### [Exercise]
Beginning at the line that mentions "Parse this screenshot: output", retype the rest of the records below exactly. Pictures are not part of the copy.

● ● ● ● ●

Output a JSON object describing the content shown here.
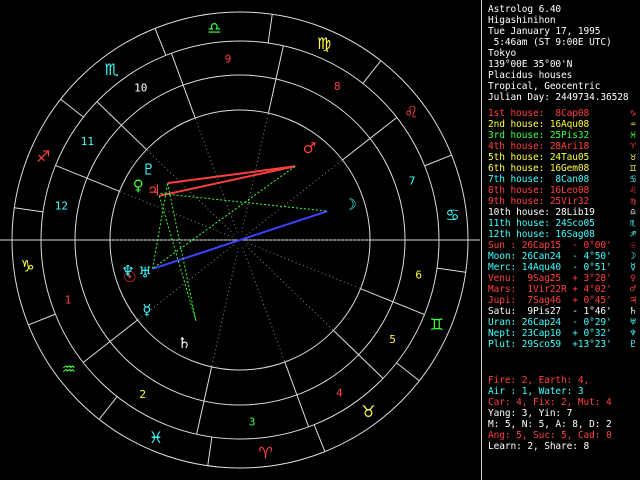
{
  "header": {
    "app": "Astrolog 6.40",
    "name": "Higashinihon",
    "date": "Tue January 17, 1995",
    "time": " 5:46am (ST 9:00E UTC)",
    "place": "Tokyo",
    "coords": "139°00E 35°00'N",
    "system": "Placidus houses",
    "zodiac": "Tropical, Geocentric",
    "julian": "Julian Day: 2449734.36528"
  },
  "houses": [
    {
      "text": "1st house:  8Cap08",
      "color": "#ff4040",
      "glyph": "♑"
    },
    {
      "text": "2nd house: 16Aqu08",
      "color": "#ffff40",
      "glyph": "♒"
    },
    {
      "text": "3rd house: 25Pis32",
      "color": "#40ff40",
      "glyph": "♓"
    },
    {
      "text": "4th house: 28Ari18",
      "color": "#ff4040",
      "glyph": "♈"
    },
    {
      "text": "5th house: 24Tau05",
      "color": "#ffff40",
      "glyph": "♉"
    },
    {
      "text": "6th house: 16Gem08",
      "color": "#ffff40",
      "glyph": "♊"
    },
    {
      "text": "7th house:  8Can08",
      "color": "#40ffff",
      "glyph": "♋"
    },
    {
      "text": "8th house: 16Leo08",
      "color": "#ff4040",
      "glyph": "♌"
    },
    {
      "text": "9th house: 25Vir32",
      "color": "#ff4040",
      "glyph": "♍"
    },
    {
      "text": "10th house: 28Lib19",
      "color": "#ffffff",
      "glyph": "♎"
    },
    {
      "text": "11th house: 24Sco05",
      "color": "#40ffff",
      "glyph": "♏"
    },
    {
      "text": "12th house: 16Sag08",
      "color": "#40ffff",
      "glyph": "♐"
    }
  ],
  "planets": [
    {
      "text": "Sun : 26Cap15  - 0°00'",
      "color": "#ff4040",
      "glyph": "☉"
    },
    {
      "text": "Moon: 26Can24  - 4°50'",
      "color": "#40ffff",
      "glyph": "☽"
    },
    {
      "text": "Merc: 14Aqu40  - 0°51'",
      "color": "#40ffff",
      "glyph": "☿"
    },
    {
      "text": "Venu:  9Sag25  + 3°28'",
      "color": "#ff4040",
      "glyph": "♀"
    },
    {
      "text": "Mars:  1Vir22R + 4°02'",
      "color": "#ff4040",
      "glyph": "♂"
    },
    {
      "text": "Jupi:  7Sag46  + 0°45'",
      "color": "#ff4040",
      "glyph": "♃"
    },
    {
      "text": "Satu:  9Pis27  - 1°46'",
      "color": "#ffffff",
      "glyph": "♄"
    },
    {
      "text": "Uran: 26Cap24  - 0°29'",
      "color": "#40ffff",
      "glyph": "♅"
    },
    {
      "text": "Nept: 23Cap10  + 0°32'",
      "color": "#40ffff",
      "glyph": "♆"
    },
    {
      "text": "Plut: 29Sco59  +13°23'",
      "color": "#40ffff",
      "glyph": "♇"
    }
  ],
  "stats": [
    {
      "text": "Fire: 2, Earth: 4,",
      "color": "#ff4040"
    },
    {
      "text": "Air : 1, Water: 3",
      "color": "#40ffff"
    },
    {
      "text": "Car: 4, Fix: 2, Mut: 4",
      "color": "#ff4040"
    },
    {
      "text": "Yang: 3, Yin: 7",
      "color": "#ffffff"
    },
    {
      "text": "M: 5, N: 5, A: 8, D: 2",
      "color": "#ffffff"
    },
    {
      "text": "Ang: 5, Suc: 5, Cad: 0",
      "color": "#ff4040"
    },
    {
      "text": "Learn: 2, Share: 8",
      "color": "#ffffff"
    }
  ],
  "wheel": {
    "house_numbers": [
      "1",
      "2",
      "3",
      "4",
      "5",
      "6",
      "7",
      "8",
      "9",
      "10",
      "11",
      "12"
    ],
    "sign_glyphs": [
      "♈",
      "♉",
      "♊",
      "♋",
      "♌",
      "♍",
      "♎",
      "♏",
      "♐",
      "♑",
      "♒",
      "♓"
    ],
    "colors": {
      "fire": "#ff4040",
      "earth": "#ffff40",
      "air": "#40ff40",
      "water": "#40ffff",
      "ring": "#dddddd",
      "conj": "#ffff40",
      "opp": "#4040ff",
      "square": "#ff4040",
      "trine": "#40ff40"
    }
  }
}
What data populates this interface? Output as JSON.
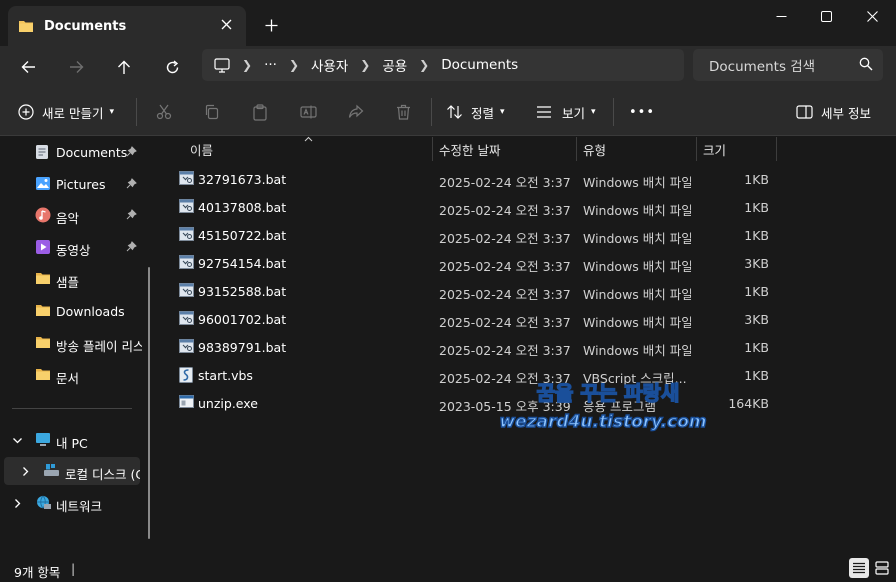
{
  "tab": {
    "title": "Documents",
    "close_icon": "close-icon"
  },
  "window": {
    "minimize": "minimize-icon",
    "maximize": "maximize-icon",
    "close": "close-icon"
  },
  "address": {
    "crumbs": [
      "사용자",
      "공용",
      "Documents"
    ],
    "more": "···"
  },
  "search": {
    "placeholder": "Documents 검색"
  },
  "toolbar": {
    "new_label": "새로 만들기",
    "sort_label": "정렬",
    "view_label": "보기",
    "more_label": "•••",
    "details_label": "세부 정보"
  },
  "sidebar": {
    "quick": [
      {
        "label": "Documents",
        "icon": "documents-icon",
        "pinned": true
      },
      {
        "label": "Pictures",
        "icon": "pictures-icon",
        "pinned": true
      },
      {
        "label": "음악",
        "icon": "music-icon",
        "pinned": true
      },
      {
        "label": "동영상",
        "icon": "video-icon",
        "pinned": true
      },
      {
        "label": "샘플",
        "icon": "folder-icon",
        "pinned": false
      },
      {
        "label": "Downloads",
        "icon": "folder-icon",
        "pinned": false
      },
      {
        "label": "방송 플레이 리스",
        "icon": "folder-icon",
        "pinned": false
      },
      {
        "label": "문서",
        "icon": "folder-icon",
        "pinned": false
      }
    ],
    "this_pc": "내 PC",
    "local_disk": "로컬 디스크 (C",
    "network": "네트워크"
  },
  "columns": {
    "name": "이름",
    "date": "수정한 날짜",
    "type": "유형",
    "size": "크기"
  },
  "files": [
    {
      "name": "32791673.bat",
      "date": "2025-02-24 오전 3:37",
      "type": "Windows 배치 파일",
      "size": "1KB",
      "icon": "bat-file-icon"
    },
    {
      "name": "40137808.bat",
      "date": "2025-02-24 오전 3:37",
      "type": "Windows 배치 파일",
      "size": "1KB",
      "icon": "bat-file-icon"
    },
    {
      "name": "45150722.bat",
      "date": "2025-02-24 오전 3:37",
      "type": "Windows 배치 파일",
      "size": "1KB",
      "icon": "bat-file-icon"
    },
    {
      "name": "92754154.bat",
      "date": "2025-02-24 오전 3:37",
      "type": "Windows 배치 파일",
      "size": "3KB",
      "icon": "bat-file-icon"
    },
    {
      "name": "93152588.bat",
      "date": "2025-02-24 오전 3:37",
      "type": "Windows 배치 파일",
      "size": "1KB",
      "icon": "bat-file-icon"
    },
    {
      "name": "96001702.bat",
      "date": "2025-02-24 오전 3:37",
      "type": "Windows 배치 파일",
      "size": "3KB",
      "icon": "bat-file-icon"
    },
    {
      "name": "98389791.bat",
      "date": "2025-02-24 오전 3:37",
      "type": "Windows 배치 파일",
      "size": "1KB",
      "icon": "bat-file-icon"
    },
    {
      "name": "start.vbs",
      "date": "2025-02-24 오전 3:37",
      "type": "VBScript 스크립...",
      "size": "1KB",
      "icon": "vbs-file-icon"
    },
    {
      "name": "unzip.exe",
      "date": "2023-05-15 오후 3:39",
      "type": "응용 프로그램",
      "size": "164KB",
      "icon": "exe-file-icon"
    }
  ],
  "status": {
    "count": "9개 항목"
  },
  "watermark": {
    "line1": "꿈을 꾸는 파랑새",
    "line2": "wezard4u.tistory.com"
  },
  "colors": {
    "background": "#191919",
    "panel": "#2b2b2b",
    "folder": "#f4c55b",
    "accent": "#4aa3ff"
  }
}
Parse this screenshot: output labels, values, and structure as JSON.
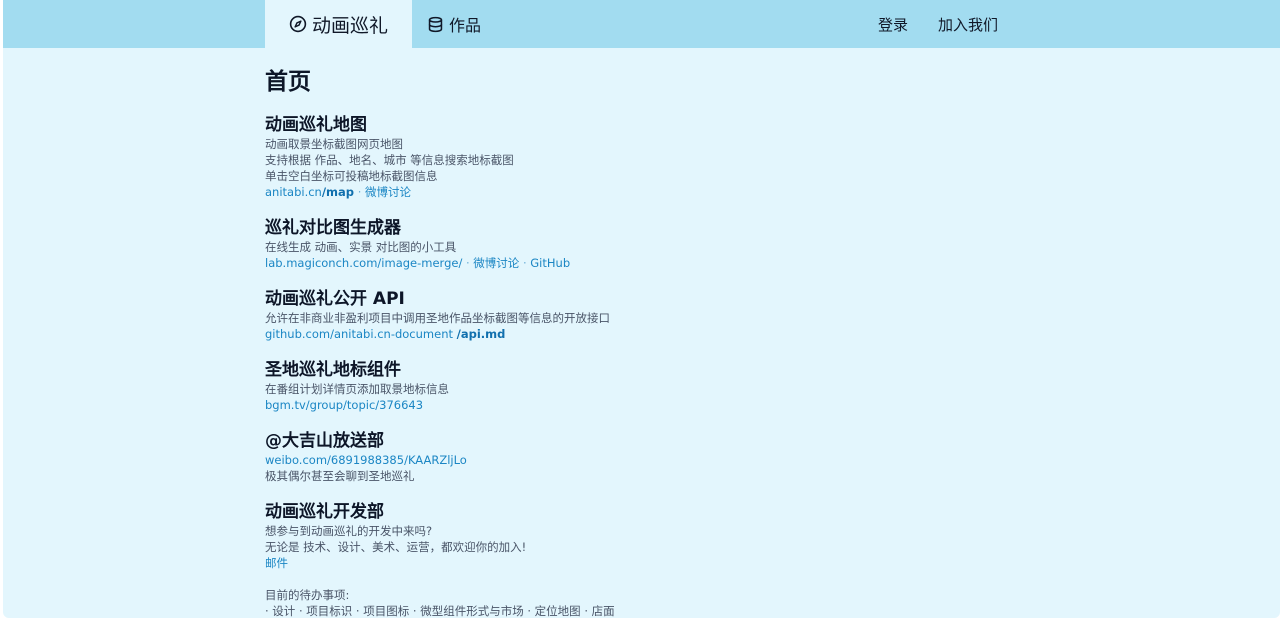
{
  "header": {
    "brand_label": "动画巡礼",
    "brand_icon": "compass-icon",
    "works_label": "作品",
    "works_icon": "database-icon",
    "login_label": "登录",
    "join_label": "加入我们"
  },
  "colors": {
    "header_bg": "#a2dcf0",
    "page_bg": "#e3f6fd",
    "link": "#1b86c4"
  },
  "page": {
    "title": "首页"
  },
  "sections": {
    "map": {
      "title": "动画巡礼地图",
      "lines": [
        "动画取景坐标截图网页地图",
        "支持根据 作品、地名、城市 等信息搜索地标截图",
        "单击空白坐标可投稿地标截图信息"
      ],
      "link_prefix": "anitabi.cn",
      "link_bold": "/map",
      "sep": " · ",
      "link2": "微博讨论"
    },
    "compare": {
      "title": "巡礼对比图生成器",
      "lines": [
        "在线生成 动画、实景 对比图的小工具"
      ],
      "link1": "lab.magiconch.com/image-merge/",
      "sep": " · ",
      "link2": "微博讨论",
      "link3": "GitHub"
    },
    "api": {
      "title": "动画巡礼公开 API",
      "lines": [
        "允许在非商业非盈利项目中调用圣地作品坐标截图等信息的开放接口"
      ],
      "link_prefix": "github.com/anitabi.cn-document ",
      "link_bold": "/api.md"
    },
    "widget": {
      "title": "圣地巡礼地标组件",
      "lines": [
        "在番组计划详情页添加取景地标信息"
      ],
      "link1": "bgm.tv/group/topic/376643"
    },
    "broadcast": {
      "title": "@大吉山放送部",
      "link1": "weibo.com/6891988385/KAARZljLo",
      "lines": [
        "极其偶尔甚至会聊到圣地巡礼"
      ]
    },
    "dev": {
      "title": "动画巡礼开发部",
      "lines": [
        "想参与到动画巡礼的开发中来吗?",
        "无论是 技术、设计、美术、运营，都欢迎你的加入!"
      ],
      "link1": "邮件",
      "todo_label": "目前的待办事项:",
      "todo_items": "· 设计 · 项目标识 · 项目图标 · 微型组件形式与市场 · 定位地图 · 店面"
    }
  }
}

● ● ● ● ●

### [Output of the task]
Parse this screenshot: output labels, values, and structure as JSON.
{
  "header": {
    "brand_label": "动画巡礼",
    "brand_icon": "compass-icon",
    "works_label": "作品",
    "works_icon": "database-icon",
    "login_label": "登录",
    "join_label": "加入我们"
  },
  "colors": {
    "header_bg": "#a2dcf0",
    "page_bg": "#e3f6fd",
    "link": "#1b86c4"
  },
  "page": {
    "title": "首页"
  },
  "sections": {
    "map": {
      "title": "动画巡礼地图",
      "lines": [
        "动画取景坐标截图网页地图",
        "支持根据 作品、地名、城市 等信息搜索地标截图",
        "单击空白坐标可投稿地标截图信息"
      ],
      "link_prefix": "anitabi.cn",
      "link_bold": "/map",
      "sep": " · ",
      "link2": "微博讨论"
    },
    "compare": {
      "title": "巡礼对比图生成器",
      "lines": [
        "在线生成 动画、实景 对比图的小工具"
      ],
      "link1": "lab.magiconch.com/image-merge/",
      "sep": " · ",
      "link2": "微博讨论",
      "link3": "GitHub"
    },
    "api": {
      "title": "动画巡礼公开 API",
      "lines": [
        "允许在非商业非盈利项目中调用圣地作品坐标截图等信息的开放接口"
      ],
      "link_prefix": "github.com/anitabi.cn-document ",
      "link_bold": "/api.md"
    },
    "widget": {
      "title": "圣地巡礼地标组件",
      "lines": [
        "在番组计划详情页添加取景地标信息"
      ],
      "link1": "bgm.tv/group/topic/376643"
    },
    "broadcast": {
      "title": "@大吉山放送部",
      "link1": "weibo.com/6891988385/KAARZljLo",
      "lines": [
        "极其偶尔甚至会聊到圣地巡礼"
      ]
    },
    "dev": {
      "title": "动画巡礼开发部",
      "lines": [
        "想参与到动画巡礼的开发中来吗?",
        "无论是 技术、设计、美术、运营，都欢迎你的加入!"
      ],
      "link1": "邮件",
      "todo_label": "目前的待办事项:",
      "todo_items": "· 设计 · 项目标识 · 项目图标 · 微型组件形式与市场 · 定位地图 · 店面"
    }
  }
}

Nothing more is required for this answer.